→ **Prompt**:
All of the data below should be printed again exactly, pictures excluded.

___ Material shown ___

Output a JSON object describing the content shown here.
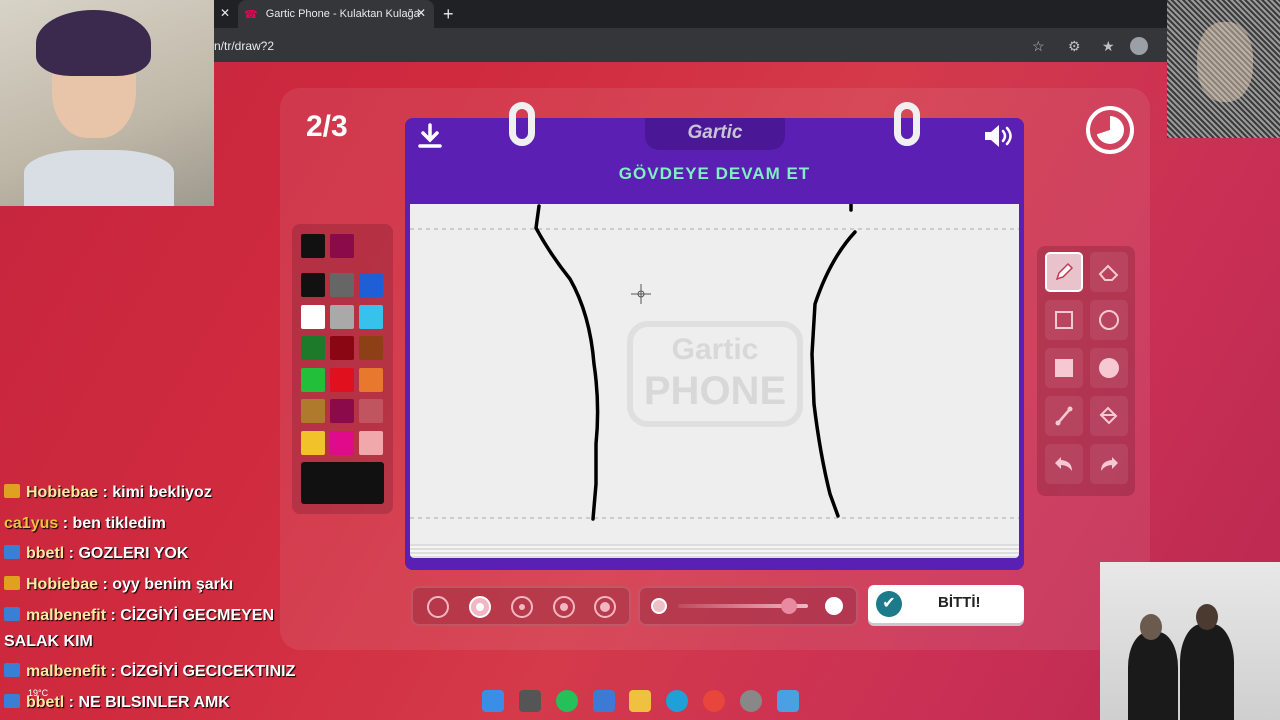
{
  "browser": {
    "tabs": [
      {
        "label": "Gartic Phone - Kulaktan Kulağa",
        "active": true
      }
    ],
    "url": "n/tr/draw?2",
    "new_tab": "+"
  },
  "game": {
    "round": "2/3",
    "logo": "Gartic",
    "prompt": "GÖVDEYE DEVAM ET",
    "done_label": "BİTTİ!",
    "watermark_top": "Gartic",
    "watermark_bottom": "PHONE"
  },
  "palette": {
    "recent": [
      "#111111",
      "#8a0a4a"
    ],
    "colors": [
      "#111111",
      "#666666",
      "#1f5fd6",
      "#ffffff",
      "#a9a9a9",
      "#36c2ec",
      "#1d7a2a",
      "#8a0612",
      "#8d4016",
      "#22c03a",
      "#e0101e",
      "#e8782e",
      "#b07a2c",
      "#8a0a4a",
      "#c05560",
      "#f2c22a",
      "#e00a8a",
      "#f0a8aa"
    ],
    "current": "#111111"
  },
  "tools": [
    "pencil-icon",
    "eraser-icon",
    "rectangle-outline-icon",
    "circle-outline-icon",
    "rectangle-fill-icon",
    "circle-fill-icon",
    "line-icon",
    "fill-bucket-icon",
    "undo-icon",
    "redo-icon"
  ],
  "brush_sizes": {
    "count": 5,
    "selected_index": 1
  },
  "opacity": {
    "value": 0.85
  },
  "chat": [
    {
      "user": "Hobiebae",
      "text": " : kimi bekliyoz",
      "badge": "#e0a020"
    },
    {
      "user": "ca1yus",
      "text": " : ben tikledim",
      "badge": ""
    },
    {
      "user": "bbetl",
      "text": " : GOZLERI YOK",
      "badge": "#3a7fd6"
    },
    {
      "user": "Hobiebae",
      "text": " : oyy benim şarkı",
      "badge": "#e0a020"
    },
    {
      "user": "malbenefit",
      "text": " : CİZGİYİ GECMEYEN",
      "badge": "#3a7fd6"
    },
    {
      "user": "",
      "text": "SALAK KIM",
      "badge": ""
    },
    {
      "user": "malbenefit",
      "text": " : CİZGİYİ GECICEKTINIZ",
      "badge": "#3a7fd6"
    },
    {
      "user": "bbetl",
      "text": " : NE BILSINLER AMK",
      "badge": "#3a7fd6"
    }
  ],
  "taskbar": {
    "weather": "19°C"
  }
}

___

→ **Answer to this task**:
Output a JSON object describing the content shown here.
{
  "browser": {
    "tabs": [
      {
        "label": "Gartic Phone - Kulaktan Kulağa",
        "active": true
      }
    ],
    "url": "n/tr/draw?2",
    "new_tab": "+"
  },
  "game": {
    "round": "2/3",
    "logo": "Gartic",
    "prompt": "GÖVDEYE DEVAM ET",
    "done_label": "BİTTİ!",
    "watermark_top": "Gartic",
    "watermark_bottom": "PHONE"
  },
  "palette": {
    "recent": [
      "#111111",
      "#8a0a4a"
    ],
    "colors": [
      "#111111",
      "#666666",
      "#1f5fd6",
      "#ffffff",
      "#a9a9a9",
      "#36c2ec",
      "#1d7a2a",
      "#8a0612",
      "#8d4016",
      "#22c03a",
      "#e0101e",
      "#e8782e",
      "#b07a2c",
      "#8a0a4a",
      "#c05560",
      "#f2c22a",
      "#e00a8a",
      "#f0a8aa"
    ],
    "current": "#111111"
  },
  "tools": [
    "pencil-icon",
    "eraser-icon",
    "rectangle-outline-icon",
    "circle-outline-icon",
    "rectangle-fill-icon",
    "circle-fill-icon",
    "line-icon",
    "fill-bucket-icon",
    "undo-icon",
    "redo-icon"
  ],
  "brush_sizes": {
    "count": 5,
    "selected_index": 1
  },
  "opacity": {
    "value": 0.85
  },
  "chat": [
    {
      "user": "Hobiebae",
      "text": " : kimi bekliyoz",
      "badge": "#e0a020"
    },
    {
      "user": "ca1yus",
      "text": " : ben tikledim",
      "badge": ""
    },
    {
      "user": "bbetl",
      "text": " : GOZLERI YOK",
      "badge": "#3a7fd6"
    },
    {
      "user": "Hobiebae",
      "text": " : oyy benim şarkı",
      "badge": "#e0a020"
    },
    {
      "user": "malbenefit",
      "text": " : CİZGİYİ GECMEYEN",
      "badge": "#3a7fd6"
    },
    {
      "user": "",
      "text": "SALAK KIM",
      "badge": ""
    },
    {
      "user": "malbenefit",
      "text": " : CİZGİYİ GECICEKTINIZ",
      "badge": "#3a7fd6"
    },
    {
      "user": "bbetl",
      "text": " : NE BILSINLER AMK",
      "badge": "#3a7fd6"
    }
  ],
  "taskbar": {
    "weather": "19°C"
  }
}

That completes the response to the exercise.